── Given records
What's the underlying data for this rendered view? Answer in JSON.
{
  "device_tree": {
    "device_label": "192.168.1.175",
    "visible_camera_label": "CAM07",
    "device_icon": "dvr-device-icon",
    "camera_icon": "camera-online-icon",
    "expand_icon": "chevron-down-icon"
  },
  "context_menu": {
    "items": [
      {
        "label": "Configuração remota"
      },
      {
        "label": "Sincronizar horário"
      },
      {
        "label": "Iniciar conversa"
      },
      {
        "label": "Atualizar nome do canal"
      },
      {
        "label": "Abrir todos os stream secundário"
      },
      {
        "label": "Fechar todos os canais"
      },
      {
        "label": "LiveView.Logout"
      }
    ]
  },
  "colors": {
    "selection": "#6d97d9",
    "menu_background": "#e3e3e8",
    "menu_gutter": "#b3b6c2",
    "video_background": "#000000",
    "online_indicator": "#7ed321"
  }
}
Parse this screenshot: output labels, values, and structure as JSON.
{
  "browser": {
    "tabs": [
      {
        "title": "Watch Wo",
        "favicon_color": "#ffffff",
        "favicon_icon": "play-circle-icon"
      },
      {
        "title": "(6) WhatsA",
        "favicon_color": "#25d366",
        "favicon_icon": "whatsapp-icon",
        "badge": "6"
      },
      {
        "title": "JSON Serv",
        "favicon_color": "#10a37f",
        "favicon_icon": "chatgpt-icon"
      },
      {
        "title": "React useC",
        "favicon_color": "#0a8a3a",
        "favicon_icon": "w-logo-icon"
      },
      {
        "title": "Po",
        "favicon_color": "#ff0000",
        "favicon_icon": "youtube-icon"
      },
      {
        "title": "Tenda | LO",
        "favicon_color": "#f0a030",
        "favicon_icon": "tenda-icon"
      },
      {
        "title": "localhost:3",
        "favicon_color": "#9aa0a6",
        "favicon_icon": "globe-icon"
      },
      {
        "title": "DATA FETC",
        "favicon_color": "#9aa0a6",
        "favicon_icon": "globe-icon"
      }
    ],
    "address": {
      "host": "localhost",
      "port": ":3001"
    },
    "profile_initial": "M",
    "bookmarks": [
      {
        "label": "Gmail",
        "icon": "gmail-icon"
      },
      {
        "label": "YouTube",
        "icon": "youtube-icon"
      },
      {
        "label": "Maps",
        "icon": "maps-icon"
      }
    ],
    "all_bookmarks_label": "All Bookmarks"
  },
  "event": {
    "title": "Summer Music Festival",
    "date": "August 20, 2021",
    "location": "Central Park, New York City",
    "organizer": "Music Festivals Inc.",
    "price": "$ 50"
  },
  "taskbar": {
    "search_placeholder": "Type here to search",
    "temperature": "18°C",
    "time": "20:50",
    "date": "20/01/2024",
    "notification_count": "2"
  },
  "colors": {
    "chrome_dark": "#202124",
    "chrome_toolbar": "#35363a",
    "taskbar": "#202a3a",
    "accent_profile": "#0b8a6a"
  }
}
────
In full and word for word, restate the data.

_Task result_.
What's the underlying data for this rendered view? Answer in JSON.
{
  "device_tree": {
    "device_label": "192.168.1.175",
    "visible_camera_label": "CAM07",
    "device_icon": "dvr-device-icon",
    "camera_icon": "camera-online-icon",
    "expand_icon": "chevron-down-icon"
  },
  "context_menu": {
    "items": [
      {
        "label": "Configuração remota"
      },
      {
        "label": "Sincronizar horário"
      },
      {
        "label": "Iniciar conversa"
      },
      {
        "label": "Atualizar nome do canal"
      },
      {
        "label": "Abrir todos os stream secundário"
      },
      {
        "label": "Fechar todos os canais"
      },
      {
        "label": "LiveView.Logout"
      }
    ]
  },
  "colors": {
    "selection": "#6d97d9",
    "menu_background": "#e3e3e8",
    "menu_gutter": "#b3b6c2",
    "video_background": "#000000",
    "online_indicator": "#7ed321"
  }
}
Parse this screenshot: output labels, values, and structure as JSON.
{
  "browser": {
    "tabs": [
      {
        "title": "Watch Wo",
        "favicon_color": "#ffffff",
        "favicon_icon": "play-circle-icon"
      },
      {
        "title": "(6) WhatsA",
        "favicon_color": "#25d366",
        "favicon_icon": "whatsapp-icon",
        "badge": "6"
      },
      {
        "title": "JSON Serv",
        "favicon_color": "#10a37f",
        "favicon_icon": "chatgpt-icon"
      },
      {
        "title": "React useC",
        "favicon_color": "#0a8a3a",
        "favicon_icon": "w-logo-icon"
      },
      {
        "title": "Po",
        "favicon_color": "#ff0000",
        "favicon_icon": "youtube-icon"
      },
      {
        "title": "Tenda | LO",
        "favicon_color": "#f0a030",
        "favicon_icon": "tenda-icon"
      },
      {
        "title": "localhost:3",
        "favicon_color": "#9aa0a6",
        "favicon_icon": "globe-icon"
      },
      {
        "title": "DATA FETC",
        "favicon_color": "#9aa0a6",
        "favicon_icon": "globe-icon"
      }
    ],
    "address": {
      "host": "localhost",
      "port": ":3001"
    },
    "profile_initial": "M",
    "bookmarks": [
      {
        "label": "Gmail",
        "icon": "gmail-icon"
      },
      {
        "label": "YouTube",
        "icon": "youtube-icon"
      },
      {
        "label": "Maps",
        "icon": "maps-icon"
      }
    ],
    "all_bookmarks_label": "All Bookmarks"
  },
  "event": {
    "title": "Summer Music Festival",
    "date": "August 20, 2021",
    "location": "Central Park, New York City",
    "organizer": "Music Festivals Inc.",
    "price": "$ 50"
  },
  "taskbar": {
    "search_placeholder": "Type here to search",
    "temperature": "18°C",
    "time": "20:50",
    "date": "20/01/2024",
    "notification_count": "2"
  },
  "colors": {
    "chrome_dark": "#202124",
    "chrome_toolbar": "#35363a",
    "taskbar": "#202a3a",
    "accent_profile": "#0b8a6a"
  }
}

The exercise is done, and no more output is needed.